Since 1966 Charleston’s C O Federal Credit Union sought to meet the financial needs of folks in the local region. September 17 it closed permanently.
In January the National Credit Union Administration placed the credit union into conservatorship. Member deposits at C O Federal Credit Union remained protected by the National Credit Union Share Insurance Fund. The NCUA insured individual accounts up to $250,000 and a member’s interest in all joint accounts combined up to $250,000.
The NCUA placed C O Federal Credit Union into conservatorship because of unsafe and unsound practices at the credit union. Account holders September 17 received checks for the full amount of their deposits.
Osei Chandler, host and producer of Roots Musik Karamu radio program on National Public Radio, one of the longest running public radio programs in the country, has been a COFCU member for decades. Upon receiving his deposit check he said, “It’s the first time I got an unexpected check in the mail that I didn’t want. It was a big disappointment.”
In explanation Chandler offered, “It was like another death in the family. The credit union didn’t offer ATM service or direct deposit, but it was a Black bank. C’mon, y’all,” he exclaimed. “”I told my kids about it and opened an account for my granddaughter. I even told my mother about it,” said the native New Yorker who transplante to Charleston some 40 years ago.
“We’re just losing stuff,” Chandler lamented over the credit union’s demise as more resources within the Black community fall victim to a lack of support from within. Advocating for the credit union was like “Swimming against the tide,” Chandler equated, “but we gotta do it.”
However, the Black comunity never fully embraced the credit union. In 2018 President and CEO Perrin Middleton who joined the credit union earlier that year said the credit union had partnered with Ebenezer AME Church. Ebenezer in downtown Charleston long has been among the more progressive and economically proactive church congregations locally. In addition to Ebenezer, C.O. Federal Credit Union has been fully engaged in financial collaborations with Royal Missionary Baptist Church in North Charleston, Middleton said, but discussions with others soon would begin.
For a variety of reasons – ranging from “I didn’t know it existed” to “Only a fool would put their money in an institution that didn’t have sound financial practices” – the credit union never received financial support from the Black community that it gave other financial institutions.
COFCU was founded by Esau Jenkins (July 3, 1910 – October 30, 1972) and a small group of visionaries in 1966. It was founded to provide low-income residents of Johns Island and the Charleston community with broader access to financial products and services denied to them by larger financial institutions.
Since then the COFCU membership grew to include the entire Charleston region. It was one of only two designated low-income credit unions in South Carolina.

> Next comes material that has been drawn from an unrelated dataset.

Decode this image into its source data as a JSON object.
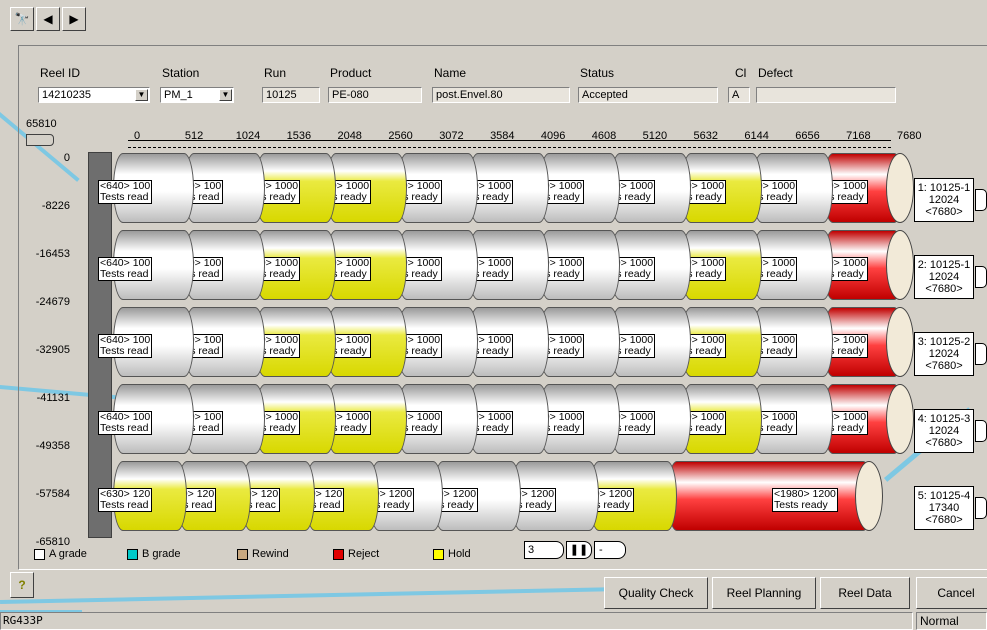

This designation is designed to help the credit union serve members recognized as having challenges to accessing mainstream financial products and services– which was Jenkins’ goal.
Since its inception the credit union made over $10,000,000.00 available to its members in the form of loans for home repairs, automobile purchases, and members’ personal use and projects.